▶ EXERCISE DESCRIPTION: Wherever the word "header" occurs in the listing below, copy that whole line.

_ _ _ _ _

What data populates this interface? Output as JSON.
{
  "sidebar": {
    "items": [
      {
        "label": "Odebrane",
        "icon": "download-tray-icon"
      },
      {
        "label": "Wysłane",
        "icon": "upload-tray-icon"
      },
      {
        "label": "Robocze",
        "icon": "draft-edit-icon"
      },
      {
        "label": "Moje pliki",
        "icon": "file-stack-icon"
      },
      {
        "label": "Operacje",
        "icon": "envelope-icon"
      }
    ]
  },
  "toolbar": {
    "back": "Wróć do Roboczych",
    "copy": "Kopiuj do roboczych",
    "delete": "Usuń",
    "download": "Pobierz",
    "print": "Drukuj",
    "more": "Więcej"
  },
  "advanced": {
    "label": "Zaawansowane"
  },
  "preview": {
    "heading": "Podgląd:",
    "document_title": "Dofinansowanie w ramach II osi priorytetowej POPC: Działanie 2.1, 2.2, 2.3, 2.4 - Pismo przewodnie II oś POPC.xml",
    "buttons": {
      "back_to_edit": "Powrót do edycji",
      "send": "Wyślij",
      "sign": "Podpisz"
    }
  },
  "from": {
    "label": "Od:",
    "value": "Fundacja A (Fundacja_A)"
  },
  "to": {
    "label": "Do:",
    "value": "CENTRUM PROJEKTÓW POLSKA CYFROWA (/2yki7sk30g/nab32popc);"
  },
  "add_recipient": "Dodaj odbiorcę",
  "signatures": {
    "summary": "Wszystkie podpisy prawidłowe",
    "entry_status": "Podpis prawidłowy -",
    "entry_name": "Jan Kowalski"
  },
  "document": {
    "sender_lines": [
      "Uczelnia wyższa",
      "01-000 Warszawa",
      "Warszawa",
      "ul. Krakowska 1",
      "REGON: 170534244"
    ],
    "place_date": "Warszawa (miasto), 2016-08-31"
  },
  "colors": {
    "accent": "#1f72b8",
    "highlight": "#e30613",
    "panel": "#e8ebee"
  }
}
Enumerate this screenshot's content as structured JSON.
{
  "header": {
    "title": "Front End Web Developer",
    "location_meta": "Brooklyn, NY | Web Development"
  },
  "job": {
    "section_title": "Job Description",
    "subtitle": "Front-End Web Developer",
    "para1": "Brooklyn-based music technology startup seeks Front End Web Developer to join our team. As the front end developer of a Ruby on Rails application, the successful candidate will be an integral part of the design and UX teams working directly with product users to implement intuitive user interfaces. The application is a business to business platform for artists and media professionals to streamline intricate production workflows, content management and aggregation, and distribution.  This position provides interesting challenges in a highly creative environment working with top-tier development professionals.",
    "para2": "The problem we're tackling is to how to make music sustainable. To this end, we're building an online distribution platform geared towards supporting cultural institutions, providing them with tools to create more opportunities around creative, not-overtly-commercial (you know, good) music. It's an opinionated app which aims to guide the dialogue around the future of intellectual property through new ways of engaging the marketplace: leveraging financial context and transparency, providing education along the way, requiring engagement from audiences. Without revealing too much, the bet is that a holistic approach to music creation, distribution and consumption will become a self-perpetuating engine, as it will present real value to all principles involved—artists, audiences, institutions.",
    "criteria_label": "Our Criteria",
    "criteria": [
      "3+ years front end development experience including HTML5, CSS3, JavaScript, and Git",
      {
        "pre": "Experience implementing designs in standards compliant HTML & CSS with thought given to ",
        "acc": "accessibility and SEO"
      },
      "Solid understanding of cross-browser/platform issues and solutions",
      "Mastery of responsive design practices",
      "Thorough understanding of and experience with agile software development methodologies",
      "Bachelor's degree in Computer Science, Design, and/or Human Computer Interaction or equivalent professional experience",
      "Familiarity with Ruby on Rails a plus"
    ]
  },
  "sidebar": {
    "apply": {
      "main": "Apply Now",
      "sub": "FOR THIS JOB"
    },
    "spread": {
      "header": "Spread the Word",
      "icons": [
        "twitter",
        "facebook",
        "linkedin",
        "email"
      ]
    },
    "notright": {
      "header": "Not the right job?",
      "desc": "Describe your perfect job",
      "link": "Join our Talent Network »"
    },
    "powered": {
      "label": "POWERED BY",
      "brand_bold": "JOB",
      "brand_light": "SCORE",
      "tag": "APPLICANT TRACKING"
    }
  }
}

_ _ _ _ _

▶ EXERCISE RESPONSE:
  "header": {
      "header": "Spread the Word",
      "header": "Not the right job?",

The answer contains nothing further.